200 hits or not, Seo stands tall
On Monday, Seo got his 197th hit in Nexen’s 125th game, an 8-5 win over the KIA Tigers, to break the KBO record of 196 hits in a season set by Lee Jong-beom in 1994. Going into last night’s game against the Lotte Giants in Busan, Seo had three more games to get three more hits and make KBO history.
It’s hard to believe that the player threatening to become the KBO’s first 200-hit man was released from his initial professional team because he was too small. This season, the 5-foot-9 infielder got even smaller as he adjusted his batting stance by crouching and lowering his hands to his belly.
In Japan, where professional teams play 144 games per season, the 200-hit mark has been reached only six times. In the 162-game Major League Baseball season, only two players - Jose Altuve (225) of the Houston Astros and Michael Brantley (200) of the Cleveland Indians - had 200 or more hits in 2014. Last year, no one did.
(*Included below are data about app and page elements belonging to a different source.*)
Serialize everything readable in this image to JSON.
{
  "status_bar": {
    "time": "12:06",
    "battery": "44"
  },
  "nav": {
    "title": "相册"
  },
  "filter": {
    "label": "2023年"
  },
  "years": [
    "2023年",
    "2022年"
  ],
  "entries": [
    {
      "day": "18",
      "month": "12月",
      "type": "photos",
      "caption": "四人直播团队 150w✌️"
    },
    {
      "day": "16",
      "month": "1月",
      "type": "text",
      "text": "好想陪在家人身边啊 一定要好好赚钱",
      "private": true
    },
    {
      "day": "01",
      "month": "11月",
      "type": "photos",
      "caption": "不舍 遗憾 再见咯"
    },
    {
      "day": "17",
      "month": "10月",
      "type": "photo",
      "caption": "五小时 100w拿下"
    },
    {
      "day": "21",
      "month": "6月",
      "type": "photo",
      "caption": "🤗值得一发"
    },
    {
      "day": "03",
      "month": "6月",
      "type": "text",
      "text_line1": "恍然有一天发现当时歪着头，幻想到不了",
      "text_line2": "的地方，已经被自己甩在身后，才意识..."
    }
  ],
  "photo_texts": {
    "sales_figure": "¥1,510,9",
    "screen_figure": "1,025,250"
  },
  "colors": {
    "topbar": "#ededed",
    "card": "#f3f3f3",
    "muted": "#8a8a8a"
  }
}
When Seo reached 100 hits in only 64 games on June 24, faster than any player in KBO history, analysts doubted he could maintain that pace for an entire season. Aside from slumps and on-field injuries, there is always the unexpected. Previous record-holder Lee Jong-beom lost his chance at 200 hits in 2004 due to a last-minute case of food poisoning.
When Seo graduated from Gwangju Jeil High School, he wasn’t drafted by any professional team. In 2008, he chose to join the LG Twins as a trainee, someone who is not officially registered with the Korea Baseball Organization. He batted only once that year, striking out against Nexen’s Song Sin-yeong.
Seo was released after a year in the LG organization. He applied for the Korean Police Baseball Team to replace his compulsory military service and failed, then joined the Army.
After finishing military service in 2011, he was accepted as a trainee by the Heroes. The following year, he broke into the Nexen lineup as a second baseman and played 127 games en route to being named Rookie of the Year with a .266 batting average.
In 2014, Seo learned that titles sometimes don’t mean much in professional baseball, enduring an average season at the plate and playing in only 86 games.
That was when Seo decided to change his swing from the typical hands at shoulder level.
“I tried to relax as much as possible to hit the ball precisely with a shortened swing,” said Seo.
So he lowered his hands.
After the adjustment, the arc of his backswing was shortened to less than 1.5 feet, but that meant he could focus on the ball longer.
One problem was that he could not hit the ball hard enough, so he spent last winter in intensive weight training. This summer, he has reaped the reward.
Other players now imitate his technique, though it is not easy. At last, Seo’s long and determined efforts to gain the respect of his teammates seem to have paid off.
There is no doubt that Professor Seo deserves the nickname given to him by fans.
BY Kim sik [firstname.lastname@example.org]